How can one concept possibly carry so much potential?
For several years now Google has enjoyed (and profited handsomely from) its search dominance. Provide web surfers with the freshest, most relevant content for their search queries and you will find yourself with a very loyal user base. Throw some advertising into the mix and you have a recipe for success.
Google’s relevance powers its brand equity and consumer loyalty. People believe Google returns the most relevant search results and so they return time and again. When a new search engine comes along or an existing engine revamps its offerings, I try it out for a while. After all, search is my profession.
Inevitably, I return to Google. Familiar, fast, fresh and relevant.
The web of tomorrow has taken a dramatically different approach to relevant content. Aptly named “web 2.0”, the next generation of websites promote social elements that encourage community involvement. Content, online discussions, even the overall purpose of these sites are all user-defined. After all, isn’t that what the web is all about: bringing like-minded individuals from all over the globe together to collaborate, innovate and share?
Today’s casual web surfer has immense power. The power to shape and influence community thought and, at a minimum, offer two cents to the larger meaning. Never before has the individual “average Joe” wielded so much power.
Part of that power is the ability to self categorize, or “tag” content that is useful to people in their daily search for content that is important to them. Social bookmarking sites like Digg, del.icio.us and furl enable users to place server-side bookmarks on sites and structure those bookmarks around tagged keyword terms for quick and easy access. These sites allow the “tagger” to share his or her tagged sites and media with the world, a particular group of friends, or possibly just themselves.

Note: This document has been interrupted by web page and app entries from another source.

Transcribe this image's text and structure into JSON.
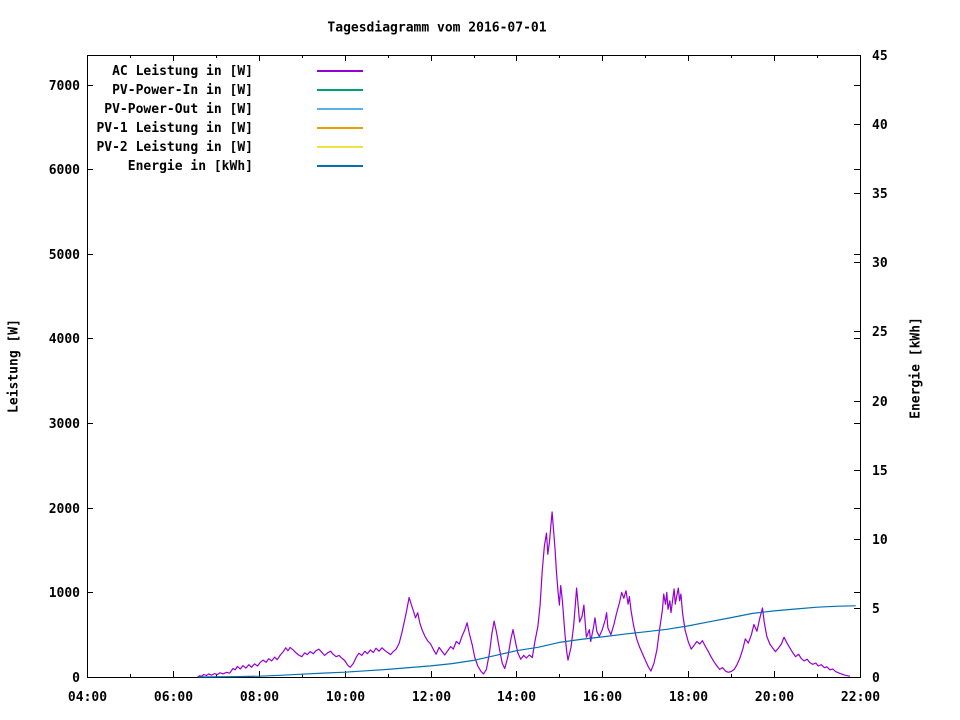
{
  "page": {
    "background": "#ffffff"
  },
  "chart_data": {
    "type": "line",
    "title": "Tagesdiagramm vom 2016-07-01",
    "ylabel": "Leistung [W]",
    "y2label": "Energie [kWh]",
    "legend_position": "top-left-inside",
    "grid": false,
    "x_axis": {
      "unit": "time",
      "start_hour": 4,
      "end_hour": 22,
      "major_tick_every_hours": 2,
      "minor_tick_every_hours": 1,
      "tick_labels": [
        "04:00",
        "06:00",
        "08:00",
        "10:00",
        "12:00",
        "14:00",
        "16:00",
        "18:00",
        "20:00",
        "22:00"
      ]
    },
    "y_axis": {
      "label": "Leistung [W]",
      "min": 0,
      "max_displayed_tick": 7000,
      "range_max": 7350,
      "tick_step": 1000,
      "tick_labels": [
        "0",
        "1000",
        "2000",
        "3000",
        "4000",
        "5000",
        "6000",
        "7000"
      ]
    },
    "y2_axis": {
      "label": "Energie [kWh]",
      "min": 0,
      "max": 45,
      "tick_step": 5,
      "tick_labels": [
        "0",
        "5",
        "10",
        "15",
        "20",
        "25",
        "30",
        "35",
        "40",
        "45"
      ]
    },
    "series": [
      {
        "name": "AC Leistung in [W]",
        "color": "#9400d3",
        "axis": "y1",
        "points": [
          [
            6.58,
            0
          ],
          [
            6.62,
            15
          ],
          [
            6.67,
            8
          ],
          [
            6.72,
            30
          ],
          [
            6.78,
            18
          ],
          [
            6.83,
            35
          ],
          [
            6.9,
            22
          ],
          [
            6.97,
            40
          ],
          [
            7.03,
            28
          ],
          [
            7.1,
            50
          ],
          [
            7.17,
            38
          ],
          [
            7.25,
            55
          ],
          [
            7.32,
            45
          ],
          [
            7.4,
            100
          ],
          [
            7.45,
            85
          ],
          [
            7.5,
            125
          ],
          [
            7.57,
            95
          ],
          [
            7.63,
            135
          ],
          [
            7.7,
            105
          ],
          [
            7.77,
            145
          ],
          [
            7.83,
            115
          ],
          [
            7.9,
            155
          ],
          [
            7.97,
            130
          ],
          [
            8.03,
            170
          ],
          [
            8.1,
            200
          ],
          [
            8.17,
            175
          ],
          [
            8.23,
            215
          ],
          [
            8.3,
            190
          ],
          [
            8.37,
            235
          ],
          [
            8.43,
            205
          ],
          [
            8.5,
            260
          ],
          [
            8.57,
            300
          ],
          [
            8.63,
            345
          ],
          [
            8.68,
            310
          ],
          [
            8.73,
            350
          ],
          [
            8.8,
            320
          ],
          [
            8.87,
            285
          ],
          [
            8.93,
            260
          ],
          [
            9.0,
            240
          ],
          [
            9.07,
            285
          ],
          [
            9.13,
            265
          ],
          [
            9.2,
            300
          ],
          [
            9.27,
            275
          ],
          [
            9.33,
            310
          ],
          [
            9.4,
            330
          ],
          [
            9.47,
            290
          ],
          [
            9.53,
            255
          ],
          [
            9.6,
            285
          ],
          [
            9.67,
            305
          ],
          [
            9.73,
            270
          ],
          [
            9.8,
            240
          ],
          [
            9.87,
            255
          ],
          [
            9.93,
            225
          ],
          [
            10.0,
            195
          ],
          [
            10.07,
            140
          ],
          [
            10.13,
            115
          ],
          [
            10.2,
            160
          ],
          [
            10.27,
            235
          ],
          [
            10.33,
            280
          ],
          [
            10.4,
            255
          ],
          [
            10.47,
            305
          ],
          [
            10.53,
            275
          ],
          [
            10.6,
            320
          ],
          [
            10.67,
            290
          ],
          [
            10.73,
            340
          ],
          [
            10.8,
            305
          ],
          [
            10.87,
            345
          ],
          [
            10.93,
            315
          ],
          [
            11.0,
            290
          ],
          [
            11.07,
            265
          ],
          [
            11.13,
            300
          ],
          [
            11.2,
            330
          ],
          [
            11.27,
            400
          ],
          [
            11.33,
            520
          ],
          [
            11.4,
            680
          ],
          [
            11.45,
            800
          ],
          [
            11.5,
            940
          ],
          [
            11.55,
            860
          ],
          [
            11.6,
            780
          ],
          [
            11.65,
            700
          ],
          [
            11.7,
            760
          ],
          [
            11.75,
            640
          ],
          [
            11.8,
            560
          ],
          [
            11.87,
            480
          ],
          [
            11.93,
            430
          ],
          [
            12.0,
            390
          ],
          [
            12.07,
            320
          ],
          [
            12.13,
            270
          ],
          [
            12.2,
            350
          ],
          [
            12.27,
            300
          ],
          [
            12.33,
            260
          ],
          [
            12.4,
            310
          ],
          [
            12.47,
            360
          ],
          [
            12.53,
            330
          ],
          [
            12.6,
            420
          ],
          [
            12.67,
            390
          ],
          [
            12.73,
            480
          ],
          [
            12.8,
            560
          ],
          [
            12.85,
            640
          ],
          [
            12.9,
            520
          ],
          [
            12.97,
            380
          ],
          [
            13.03,
            230
          ],
          [
            13.1,
            130
          ],
          [
            13.17,
            70
          ],
          [
            13.23,
            35
          ],
          [
            13.3,
            90
          ],
          [
            13.37,
            280
          ],
          [
            13.43,
            520
          ],
          [
            13.48,
            660
          ],
          [
            13.53,
            540
          ],
          [
            13.6,
            340
          ],
          [
            13.67,
            160
          ],
          [
            13.73,
            100
          ],
          [
            13.8,
            240
          ],
          [
            13.87,
            450
          ],
          [
            13.92,
            560
          ],
          [
            13.97,
            430
          ],
          [
            14.03,
            290
          ],
          [
            14.1,
            210
          ],
          [
            14.17,
            255
          ],
          [
            14.23,
            225
          ],
          [
            14.3,
            260
          ],
          [
            14.37,
            230
          ],
          [
            14.43,
            420
          ],
          [
            14.5,
            600
          ],
          [
            14.55,
            850
          ],
          [
            14.6,
            1250
          ],
          [
            14.65,
            1550
          ],
          [
            14.7,
            1700
          ],
          [
            14.73,
            1450
          ],
          [
            14.77,
            1600
          ],
          [
            14.8,
            1780
          ],
          [
            14.83,
            1950
          ],
          [
            14.87,
            1700
          ],
          [
            14.9,
            1500
          ],
          [
            14.93,
            1250
          ],
          [
            14.97,
            1000
          ],
          [
            15.0,
            850
          ],
          [
            15.03,
            1080
          ],
          [
            15.07,
            900
          ],
          [
            15.1,
            700
          ],
          [
            15.13,
            500
          ],
          [
            15.17,
            300
          ],
          [
            15.2,
            200
          ],
          [
            15.27,
            350
          ],
          [
            15.33,
            600
          ],
          [
            15.37,
            850
          ],
          [
            15.4,
            1050
          ],
          [
            15.43,
            880
          ],
          [
            15.47,
            650
          ],
          [
            15.53,
            720
          ],
          [
            15.57,
            850
          ],
          [
            15.6,
            640
          ],
          [
            15.63,
            470
          ],
          [
            15.7,
            560
          ],
          [
            15.73,
            420
          ],
          [
            15.8,
            600
          ],
          [
            15.83,
            700
          ],
          [
            15.87,
            540
          ],
          [
            15.93,
            480
          ],
          [
            16.0,
            560
          ],
          [
            16.07,
            680
          ],
          [
            16.1,
            760
          ],
          [
            16.13,
            580
          ],
          [
            16.2,
            500
          ],
          [
            16.27,
            620
          ],
          [
            16.33,
            750
          ],
          [
            16.4,
            880
          ],
          [
            16.45,
            1000
          ],
          [
            16.5,
            930
          ],
          [
            16.55,
            1020
          ],
          [
            16.6,
            860
          ],
          [
            16.63,
            950
          ],
          [
            16.67,
            780
          ],
          [
            16.73,
            600
          ],
          [
            16.8,
            450
          ],
          [
            16.87,
            350
          ],
          [
            16.93,
            280
          ],
          [
            17.0,
            200
          ],
          [
            17.07,
            120
          ],
          [
            17.13,
            70
          ],
          [
            17.2,
            160
          ],
          [
            17.27,
            320
          ],
          [
            17.33,
            550
          ],
          [
            17.4,
            800
          ],
          [
            17.43,
            980
          ],
          [
            17.47,
            860
          ],
          [
            17.5,
            1000
          ],
          [
            17.53,
            800
          ],
          [
            17.57,
            900
          ],
          [
            17.6,
            760
          ],
          [
            17.63,
            880
          ],
          [
            17.67,
            1040
          ],
          [
            17.7,
            860
          ],
          [
            17.73,
            950
          ],
          [
            17.77,
            1050
          ],
          [
            17.8,
            900
          ],
          [
            17.83,
            980
          ],
          [
            17.87,
            750
          ],
          [
            17.93,
            550
          ],
          [
            18.0,
            420
          ],
          [
            18.07,
            330
          ],
          [
            18.13,
            370
          ],
          [
            18.2,
            420
          ],
          [
            18.27,
            390
          ],
          [
            18.33,
            430
          ],
          [
            18.4,
            360
          ],
          [
            18.47,
            300
          ],
          [
            18.53,
            240
          ],
          [
            18.6,
            180
          ],
          [
            18.67,
            130
          ],
          [
            18.73,
            90
          ],
          [
            18.8,
            110
          ],
          [
            18.87,
            70
          ],
          [
            18.93,
            55
          ],
          [
            19.0,
            65
          ],
          [
            19.07,
            90
          ],
          [
            19.13,
            140
          ],
          [
            19.2,
            220
          ],
          [
            19.27,
            330
          ],
          [
            19.33,
            450
          ],
          [
            19.4,
            400
          ],
          [
            19.47,
            500
          ],
          [
            19.53,
            620
          ],
          [
            19.6,
            540
          ],
          [
            19.67,
            700
          ],
          [
            19.73,
            815
          ],
          [
            19.77,
            650
          ],
          [
            19.83,
            480
          ],
          [
            19.9,
            390
          ],
          [
            19.97,
            340
          ],
          [
            20.03,
            300
          ],
          [
            20.1,
            340
          ],
          [
            20.17,
            390
          ],
          [
            20.23,
            470
          ],
          [
            20.3,
            400
          ],
          [
            20.37,
            340
          ],
          [
            20.43,
            290
          ],
          [
            20.5,
            240
          ],
          [
            20.57,
            270
          ],
          [
            20.63,
            220
          ],
          [
            20.7,
            190
          ],
          [
            20.77,
            210
          ],
          [
            20.83,
            170
          ],
          [
            20.9,
            150
          ],
          [
            20.97,
            165
          ],
          [
            21.03,
            130
          ],
          [
            21.1,
            145
          ],
          [
            21.17,
            110
          ],
          [
            21.23,
            120
          ],
          [
            21.3,
            85
          ],
          [
            21.37,
            95
          ],
          [
            21.43,
            65
          ],
          [
            21.5,
            50
          ],
          [
            21.57,
            35
          ],
          [
            21.63,
            25
          ],
          [
            21.7,
            15
          ],
          [
            21.77,
            8
          ]
        ]
      },
      {
        "name": "PV-Power-In in [W]",
        "color": "#009e73",
        "axis": "y1",
        "points": []
      },
      {
        "name": "PV-Power-Out in [W]",
        "color": "#56b4e9",
        "axis": "y1",
        "points": []
      },
      {
        "name": "PV-1 Leistung in [W]",
        "color": "#e69f00",
        "axis": "y1",
        "points": []
      },
      {
        "name": "PV-2 Leistung in [W]",
        "color": "#f0e442",
        "axis": "y1",
        "points": []
      },
      {
        "name": "Energie in [kWh]",
        "color": "#0072b2",
        "axis": "y2",
        "points": [
          [
            6.6,
            0
          ],
          [
            7.0,
            0.01
          ],
          [
            7.5,
            0.03
          ],
          [
            8.0,
            0.06
          ],
          [
            8.5,
            0.12
          ],
          [
            9.0,
            0.2
          ],
          [
            9.5,
            0.28
          ],
          [
            10.0,
            0.35
          ],
          [
            10.5,
            0.45
          ],
          [
            11.0,
            0.55
          ],
          [
            11.5,
            0.68
          ],
          [
            12.0,
            0.8
          ],
          [
            12.5,
            0.97
          ],
          [
            13.0,
            1.2
          ],
          [
            13.5,
            1.55
          ],
          [
            14.0,
            1.9
          ],
          [
            14.5,
            2.15
          ],
          [
            15.0,
            2.5
          ],
          [
            15.5,
            2.72
          ],
          [
            16.0,
            2.9
          ],
          [
            16.5,
            3.1
          ],
          [
            17.0,
            3.27
          ],
          [
            17.5,
            3.45
          ],
          [
            18.0,
            3.7
          ],
          [
            18.5,
            4.0
          ],
          [
            19.0,
            4.3
          ],
          [
            19.5,
            4.6
          ],
          [
            20.0,
            4.78
          ],
          [
            20.5,
            4.92
          ],
          [
            21.0,
            5.05
          ],
          [
            21.5,
            5.12
          ],
          [
            21.9,
            5.15
          ]
        ]
      }
    ],
    "colors": {
      "border": "#000000",
      "text": "#000000",
      "background": "#ffffff"
    }
  }
}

Peter Hirschberg, chairman and chief marketing officer at Technorati, participated in the social search discussion panel at Ad:Tech. Technorati, a pioneer in social search technologies allows bloggers to create keyword tags for the content of their posts and share them online with other bloggers.
Speaking on the inherent power of social search, Mr. Hirschberg mused “more than two-thirds of people trust their peers when it comes to buying products or services.”
We have taken word of mouth referrals and gossip out of America’s living rooms and placed them in virtual meeting places that are every bit as relevant to people as the village pub of a century ago, or the coffee shop of the 20th century.
This new direction has the potential to rewrite the rules for search and data collection methodologies. Anyone with an internet connection can discover unique and relevant content, tag that content and share it out with their online network. Search becomes a much more personal experience.
No longer are users shown search results; they interact with and even define the results.
Why should the web of tomorrow be bound to what any search engine’s computer-driven algorithm serves up as the most “relevant” content for a given search? Who’s really making that determination of relevancy?
I’ve long been a proponent of great web content and copy. More than a year ago, I declared that the future of search engine optimization (SEO) lay in the hands of copywriters. The technical tricks of yesteryear were on their way out and as search engines evolved, they brought about the rise of the web copywriter.
Today we’re seeing the next milestone on that path towards a content-dominated web landscape. As the blogosphere and social networking sites get lit up with the newest, latest-greatest fads, can you afford to sit back and wait for GoogleBot to find, index and rank that content?
The web moves at light speed, and if you want relevancy you have some options. You can ask your online network of friends or Googlebot.
My money’s on the user-driven model of Web 2.0 search.